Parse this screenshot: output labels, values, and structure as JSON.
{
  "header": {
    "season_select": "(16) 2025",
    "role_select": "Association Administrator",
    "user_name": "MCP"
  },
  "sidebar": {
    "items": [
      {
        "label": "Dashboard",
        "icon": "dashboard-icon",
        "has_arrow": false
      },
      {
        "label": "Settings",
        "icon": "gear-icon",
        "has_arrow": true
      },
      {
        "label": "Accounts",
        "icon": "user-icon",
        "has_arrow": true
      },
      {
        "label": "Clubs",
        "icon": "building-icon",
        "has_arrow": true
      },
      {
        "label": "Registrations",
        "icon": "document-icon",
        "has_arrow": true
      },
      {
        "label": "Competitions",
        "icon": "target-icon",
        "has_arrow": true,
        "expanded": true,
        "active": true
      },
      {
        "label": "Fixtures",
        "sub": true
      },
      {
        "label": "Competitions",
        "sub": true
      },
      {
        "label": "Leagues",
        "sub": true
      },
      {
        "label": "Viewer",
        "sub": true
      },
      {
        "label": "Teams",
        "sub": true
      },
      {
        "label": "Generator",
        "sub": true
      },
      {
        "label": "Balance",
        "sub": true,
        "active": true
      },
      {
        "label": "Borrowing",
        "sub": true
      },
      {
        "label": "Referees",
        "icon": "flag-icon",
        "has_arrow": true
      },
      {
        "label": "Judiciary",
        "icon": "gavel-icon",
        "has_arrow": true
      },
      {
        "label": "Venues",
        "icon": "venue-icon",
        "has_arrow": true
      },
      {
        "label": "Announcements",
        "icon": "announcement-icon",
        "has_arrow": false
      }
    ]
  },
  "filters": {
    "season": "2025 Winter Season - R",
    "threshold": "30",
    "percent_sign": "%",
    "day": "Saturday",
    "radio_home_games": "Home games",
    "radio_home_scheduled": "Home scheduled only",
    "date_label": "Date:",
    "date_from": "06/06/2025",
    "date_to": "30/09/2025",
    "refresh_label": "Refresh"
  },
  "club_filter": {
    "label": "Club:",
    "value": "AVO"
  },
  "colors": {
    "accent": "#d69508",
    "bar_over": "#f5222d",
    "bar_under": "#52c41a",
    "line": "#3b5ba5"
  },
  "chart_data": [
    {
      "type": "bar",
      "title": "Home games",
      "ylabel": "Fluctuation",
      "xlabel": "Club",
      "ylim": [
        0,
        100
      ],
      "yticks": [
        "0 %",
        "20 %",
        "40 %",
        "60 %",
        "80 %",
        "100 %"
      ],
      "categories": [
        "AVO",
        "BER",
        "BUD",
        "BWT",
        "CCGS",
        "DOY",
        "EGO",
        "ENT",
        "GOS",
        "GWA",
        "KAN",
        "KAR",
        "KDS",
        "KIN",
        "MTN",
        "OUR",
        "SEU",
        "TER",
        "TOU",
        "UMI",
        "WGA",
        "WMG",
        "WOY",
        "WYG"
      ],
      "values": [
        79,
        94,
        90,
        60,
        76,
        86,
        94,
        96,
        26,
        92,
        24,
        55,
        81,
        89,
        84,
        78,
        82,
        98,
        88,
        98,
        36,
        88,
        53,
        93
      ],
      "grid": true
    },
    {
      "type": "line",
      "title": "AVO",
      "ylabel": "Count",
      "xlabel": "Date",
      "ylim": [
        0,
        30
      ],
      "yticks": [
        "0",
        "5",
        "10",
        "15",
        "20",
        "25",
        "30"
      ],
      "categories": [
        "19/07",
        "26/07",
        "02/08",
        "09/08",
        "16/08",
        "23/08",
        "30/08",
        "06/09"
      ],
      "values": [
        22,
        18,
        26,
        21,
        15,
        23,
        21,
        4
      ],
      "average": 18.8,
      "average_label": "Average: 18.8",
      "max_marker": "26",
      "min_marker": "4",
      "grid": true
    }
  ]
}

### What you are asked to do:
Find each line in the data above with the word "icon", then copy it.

### Answer:
        "icon": "dashboard-icon",
        "icon": "gear-icon",
        "icon": "user-icon",
        "icon": "building-icon",
        "icon": "document-icon",
        "icon": "target-icon",
        "icon": "flag-icon",
        "icon": "gavel-icon",
        "icon": "venue-icon",
        "icon": "announcement-icon",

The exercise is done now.